I especially felt cheated though at the sacrifice where Dorian and Aelin had to put the Wyrdkeys into the gate. Although I didn’t want either of them to die, I also felt like it had been set up for one of them to have to sacrifice themself to win the war, so there was going to be a guaranteed emotional impact, and then it never came. What’s the point of an ancient prophecy if you can easily bypass it?
I did love what I think may have been a Rhysand/Feyre cameo in the bit where Aelin is falling between worlds though…I adore that sort of stuff, and I’d never thought to see a crossover between SJM’s series seen as they’re in totally different worlds. Apparently they are in the same universe though!

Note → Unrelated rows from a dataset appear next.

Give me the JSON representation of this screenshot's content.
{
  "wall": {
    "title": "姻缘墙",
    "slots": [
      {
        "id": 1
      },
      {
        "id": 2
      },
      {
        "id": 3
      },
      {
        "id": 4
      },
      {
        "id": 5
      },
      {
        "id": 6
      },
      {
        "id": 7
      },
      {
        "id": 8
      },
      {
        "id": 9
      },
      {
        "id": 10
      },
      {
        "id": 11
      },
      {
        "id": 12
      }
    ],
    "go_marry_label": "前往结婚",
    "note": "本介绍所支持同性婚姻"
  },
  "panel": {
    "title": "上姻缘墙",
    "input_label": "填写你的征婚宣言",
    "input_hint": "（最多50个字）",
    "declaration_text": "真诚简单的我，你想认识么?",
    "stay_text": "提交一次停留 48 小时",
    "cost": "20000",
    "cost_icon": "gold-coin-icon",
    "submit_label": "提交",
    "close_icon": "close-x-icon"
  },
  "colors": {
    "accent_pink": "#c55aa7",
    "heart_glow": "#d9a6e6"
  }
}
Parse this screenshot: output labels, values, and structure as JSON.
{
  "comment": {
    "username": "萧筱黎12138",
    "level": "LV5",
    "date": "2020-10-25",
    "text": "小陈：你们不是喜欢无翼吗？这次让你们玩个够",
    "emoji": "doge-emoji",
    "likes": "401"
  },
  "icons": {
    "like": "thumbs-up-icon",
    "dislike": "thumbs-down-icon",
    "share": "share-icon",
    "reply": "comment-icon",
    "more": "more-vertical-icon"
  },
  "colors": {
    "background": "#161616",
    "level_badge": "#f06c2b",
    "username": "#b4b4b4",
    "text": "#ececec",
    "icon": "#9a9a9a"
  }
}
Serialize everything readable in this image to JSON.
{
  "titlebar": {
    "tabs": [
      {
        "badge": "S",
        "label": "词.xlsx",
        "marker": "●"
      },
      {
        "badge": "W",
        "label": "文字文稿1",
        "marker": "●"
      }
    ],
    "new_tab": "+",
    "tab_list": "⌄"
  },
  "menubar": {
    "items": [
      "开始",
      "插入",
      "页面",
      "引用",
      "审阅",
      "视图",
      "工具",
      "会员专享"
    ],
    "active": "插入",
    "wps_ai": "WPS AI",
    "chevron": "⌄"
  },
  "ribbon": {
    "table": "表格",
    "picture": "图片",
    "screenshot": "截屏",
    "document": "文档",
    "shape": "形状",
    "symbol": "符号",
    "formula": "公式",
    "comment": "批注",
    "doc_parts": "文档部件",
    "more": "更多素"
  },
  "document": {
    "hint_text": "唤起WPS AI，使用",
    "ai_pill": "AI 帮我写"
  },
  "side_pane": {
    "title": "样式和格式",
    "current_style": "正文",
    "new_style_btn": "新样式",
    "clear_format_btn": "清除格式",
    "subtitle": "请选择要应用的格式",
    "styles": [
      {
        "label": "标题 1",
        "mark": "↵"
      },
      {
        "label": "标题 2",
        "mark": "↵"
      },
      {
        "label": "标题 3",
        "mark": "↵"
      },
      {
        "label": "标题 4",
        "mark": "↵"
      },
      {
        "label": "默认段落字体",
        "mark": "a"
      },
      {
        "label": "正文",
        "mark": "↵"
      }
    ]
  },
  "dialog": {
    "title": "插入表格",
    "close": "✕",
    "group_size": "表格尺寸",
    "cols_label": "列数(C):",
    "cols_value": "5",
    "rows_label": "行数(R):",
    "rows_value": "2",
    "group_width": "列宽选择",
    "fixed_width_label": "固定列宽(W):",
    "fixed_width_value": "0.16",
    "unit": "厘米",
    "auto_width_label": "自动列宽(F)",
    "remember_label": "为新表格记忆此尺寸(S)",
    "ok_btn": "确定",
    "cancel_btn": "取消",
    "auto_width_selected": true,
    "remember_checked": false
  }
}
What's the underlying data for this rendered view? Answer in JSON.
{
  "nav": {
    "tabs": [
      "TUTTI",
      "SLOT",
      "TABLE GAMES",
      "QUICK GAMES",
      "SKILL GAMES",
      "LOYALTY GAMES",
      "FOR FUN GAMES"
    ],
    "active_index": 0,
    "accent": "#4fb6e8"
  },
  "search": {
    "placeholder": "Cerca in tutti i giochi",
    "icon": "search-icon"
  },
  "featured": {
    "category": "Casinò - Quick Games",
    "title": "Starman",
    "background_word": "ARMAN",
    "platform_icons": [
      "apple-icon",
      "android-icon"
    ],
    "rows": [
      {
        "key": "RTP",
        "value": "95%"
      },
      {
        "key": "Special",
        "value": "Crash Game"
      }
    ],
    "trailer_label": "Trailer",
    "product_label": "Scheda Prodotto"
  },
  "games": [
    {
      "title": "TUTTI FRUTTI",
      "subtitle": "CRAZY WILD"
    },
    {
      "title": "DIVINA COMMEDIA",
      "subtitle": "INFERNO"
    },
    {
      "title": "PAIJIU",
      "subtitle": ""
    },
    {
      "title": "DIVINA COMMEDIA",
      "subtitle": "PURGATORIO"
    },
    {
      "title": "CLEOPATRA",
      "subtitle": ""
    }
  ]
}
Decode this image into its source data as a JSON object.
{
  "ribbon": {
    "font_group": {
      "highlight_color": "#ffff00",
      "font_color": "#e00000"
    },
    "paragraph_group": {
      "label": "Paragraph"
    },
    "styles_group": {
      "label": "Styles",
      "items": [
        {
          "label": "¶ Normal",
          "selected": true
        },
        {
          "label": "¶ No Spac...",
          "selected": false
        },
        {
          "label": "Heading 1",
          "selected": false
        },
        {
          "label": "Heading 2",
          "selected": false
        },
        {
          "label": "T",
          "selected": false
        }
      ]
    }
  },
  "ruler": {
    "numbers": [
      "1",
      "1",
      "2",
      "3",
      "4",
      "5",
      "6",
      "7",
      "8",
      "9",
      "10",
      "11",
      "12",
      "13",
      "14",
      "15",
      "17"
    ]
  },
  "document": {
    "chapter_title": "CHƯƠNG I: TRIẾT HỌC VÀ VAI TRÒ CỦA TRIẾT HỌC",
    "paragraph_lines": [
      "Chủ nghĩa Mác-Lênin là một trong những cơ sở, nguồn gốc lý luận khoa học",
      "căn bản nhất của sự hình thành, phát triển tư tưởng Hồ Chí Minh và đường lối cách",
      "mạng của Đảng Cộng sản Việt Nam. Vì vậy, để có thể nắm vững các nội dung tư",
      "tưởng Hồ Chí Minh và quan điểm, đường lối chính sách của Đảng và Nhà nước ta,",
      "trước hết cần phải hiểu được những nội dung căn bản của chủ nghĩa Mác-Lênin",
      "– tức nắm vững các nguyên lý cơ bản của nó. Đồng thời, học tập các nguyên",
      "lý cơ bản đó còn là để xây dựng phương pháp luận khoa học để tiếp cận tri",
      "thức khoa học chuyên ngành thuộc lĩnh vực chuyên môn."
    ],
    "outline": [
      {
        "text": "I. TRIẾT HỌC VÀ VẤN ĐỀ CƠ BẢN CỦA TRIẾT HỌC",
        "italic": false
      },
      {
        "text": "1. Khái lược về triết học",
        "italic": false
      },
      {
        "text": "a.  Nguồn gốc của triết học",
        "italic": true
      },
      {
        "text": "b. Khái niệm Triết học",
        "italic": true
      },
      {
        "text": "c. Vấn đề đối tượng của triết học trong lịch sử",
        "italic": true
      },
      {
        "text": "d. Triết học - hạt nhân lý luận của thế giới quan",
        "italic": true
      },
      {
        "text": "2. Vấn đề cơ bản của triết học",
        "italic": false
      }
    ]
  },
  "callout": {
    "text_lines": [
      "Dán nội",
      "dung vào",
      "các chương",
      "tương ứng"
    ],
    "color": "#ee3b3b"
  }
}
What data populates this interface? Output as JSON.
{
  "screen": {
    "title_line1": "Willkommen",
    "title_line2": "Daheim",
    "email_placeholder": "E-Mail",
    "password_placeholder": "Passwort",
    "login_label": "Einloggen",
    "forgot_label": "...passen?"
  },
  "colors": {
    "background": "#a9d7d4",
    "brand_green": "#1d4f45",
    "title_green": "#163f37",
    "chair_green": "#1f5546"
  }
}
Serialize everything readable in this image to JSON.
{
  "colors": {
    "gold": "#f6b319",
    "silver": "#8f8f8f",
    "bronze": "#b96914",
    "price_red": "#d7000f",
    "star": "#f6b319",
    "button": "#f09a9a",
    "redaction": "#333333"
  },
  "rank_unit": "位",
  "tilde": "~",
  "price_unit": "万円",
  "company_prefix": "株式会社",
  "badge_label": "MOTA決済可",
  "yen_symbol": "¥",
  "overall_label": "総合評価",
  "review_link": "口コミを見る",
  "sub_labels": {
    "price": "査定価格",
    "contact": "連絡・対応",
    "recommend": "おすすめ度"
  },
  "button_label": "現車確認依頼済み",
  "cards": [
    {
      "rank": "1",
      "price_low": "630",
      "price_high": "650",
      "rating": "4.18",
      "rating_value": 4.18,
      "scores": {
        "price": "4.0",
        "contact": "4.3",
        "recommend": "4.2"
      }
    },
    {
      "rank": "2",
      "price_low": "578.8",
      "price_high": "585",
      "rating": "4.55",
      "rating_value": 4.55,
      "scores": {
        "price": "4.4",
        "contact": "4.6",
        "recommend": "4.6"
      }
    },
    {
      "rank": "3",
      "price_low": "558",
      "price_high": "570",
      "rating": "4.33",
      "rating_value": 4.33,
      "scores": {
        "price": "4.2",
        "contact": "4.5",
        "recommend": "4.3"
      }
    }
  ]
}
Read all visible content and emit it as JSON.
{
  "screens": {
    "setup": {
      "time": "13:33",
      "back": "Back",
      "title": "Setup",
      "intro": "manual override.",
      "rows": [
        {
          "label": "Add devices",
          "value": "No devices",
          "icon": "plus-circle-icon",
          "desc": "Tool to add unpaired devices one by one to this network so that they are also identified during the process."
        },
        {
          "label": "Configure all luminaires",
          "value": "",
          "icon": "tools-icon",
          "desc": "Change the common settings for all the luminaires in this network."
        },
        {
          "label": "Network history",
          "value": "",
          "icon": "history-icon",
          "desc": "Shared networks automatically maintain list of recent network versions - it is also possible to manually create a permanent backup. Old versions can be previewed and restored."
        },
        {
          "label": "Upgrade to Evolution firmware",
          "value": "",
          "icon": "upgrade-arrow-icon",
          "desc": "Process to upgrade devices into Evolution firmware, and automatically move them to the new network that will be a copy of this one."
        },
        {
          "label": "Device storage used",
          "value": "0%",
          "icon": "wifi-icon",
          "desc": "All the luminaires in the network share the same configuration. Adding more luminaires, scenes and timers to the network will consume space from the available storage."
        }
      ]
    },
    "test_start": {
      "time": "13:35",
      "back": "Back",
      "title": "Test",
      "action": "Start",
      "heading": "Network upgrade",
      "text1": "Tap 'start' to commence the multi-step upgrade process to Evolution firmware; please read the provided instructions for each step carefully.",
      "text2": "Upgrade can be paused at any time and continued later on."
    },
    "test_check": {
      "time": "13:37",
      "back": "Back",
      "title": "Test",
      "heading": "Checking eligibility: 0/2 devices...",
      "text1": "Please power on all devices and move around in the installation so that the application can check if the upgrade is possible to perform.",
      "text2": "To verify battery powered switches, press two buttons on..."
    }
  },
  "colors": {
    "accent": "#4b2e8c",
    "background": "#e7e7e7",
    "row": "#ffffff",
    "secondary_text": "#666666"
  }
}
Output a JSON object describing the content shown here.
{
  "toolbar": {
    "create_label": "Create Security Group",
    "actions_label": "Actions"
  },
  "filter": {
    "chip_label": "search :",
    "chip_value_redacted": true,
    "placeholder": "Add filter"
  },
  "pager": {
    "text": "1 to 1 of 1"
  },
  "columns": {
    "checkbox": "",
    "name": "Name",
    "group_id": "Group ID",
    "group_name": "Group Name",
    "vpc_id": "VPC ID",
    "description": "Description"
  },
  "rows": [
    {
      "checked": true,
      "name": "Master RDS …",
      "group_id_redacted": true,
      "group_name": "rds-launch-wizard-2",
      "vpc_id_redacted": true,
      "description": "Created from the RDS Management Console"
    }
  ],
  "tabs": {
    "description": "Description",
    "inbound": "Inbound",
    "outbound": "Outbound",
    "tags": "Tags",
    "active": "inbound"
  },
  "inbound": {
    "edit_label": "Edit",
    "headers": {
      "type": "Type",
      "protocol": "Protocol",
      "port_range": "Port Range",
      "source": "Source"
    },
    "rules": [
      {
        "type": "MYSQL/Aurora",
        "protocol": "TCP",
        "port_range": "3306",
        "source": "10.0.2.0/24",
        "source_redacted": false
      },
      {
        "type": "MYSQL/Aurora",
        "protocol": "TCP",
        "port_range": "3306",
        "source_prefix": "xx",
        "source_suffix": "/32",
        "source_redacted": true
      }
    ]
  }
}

I also felt like the final battle in Kingdom of Ash was suitably epic, with each character playing their part in the conflict. I really like though that the person who actually saved the day ended up being Yrene, a healer, rather than any of the warrior characters.
On the whole I felt like this was a great finale, with a suitably epic feel, and I’m really relieved to not have ended up disappointed with the ending! In some ways it maybe ended a little neatly, but that’s perhaps just my feelings having read a lot of darker fantasy books.
This series has kind of been a huge part of my book blogging life (it’s a huge series in the blogosphere, whether people love or hate it!), so it’s going to be kind of weird next year when there’s no ‘Throne of Glass’ book for everyone to talk about (whether that talk is good or bad!)! I’m looking forward to the continuation of Maas’ ACOTAR series though (ever if ACOFAS was a little disappointing!), and I’m excited to see what she’ll write next!
So what did you think of Kingdom of Ash? Have you enjoyed the Throne of Glass series, or do you think its been overhyped? What have been some of your favourite Throne of Glass moments/characters?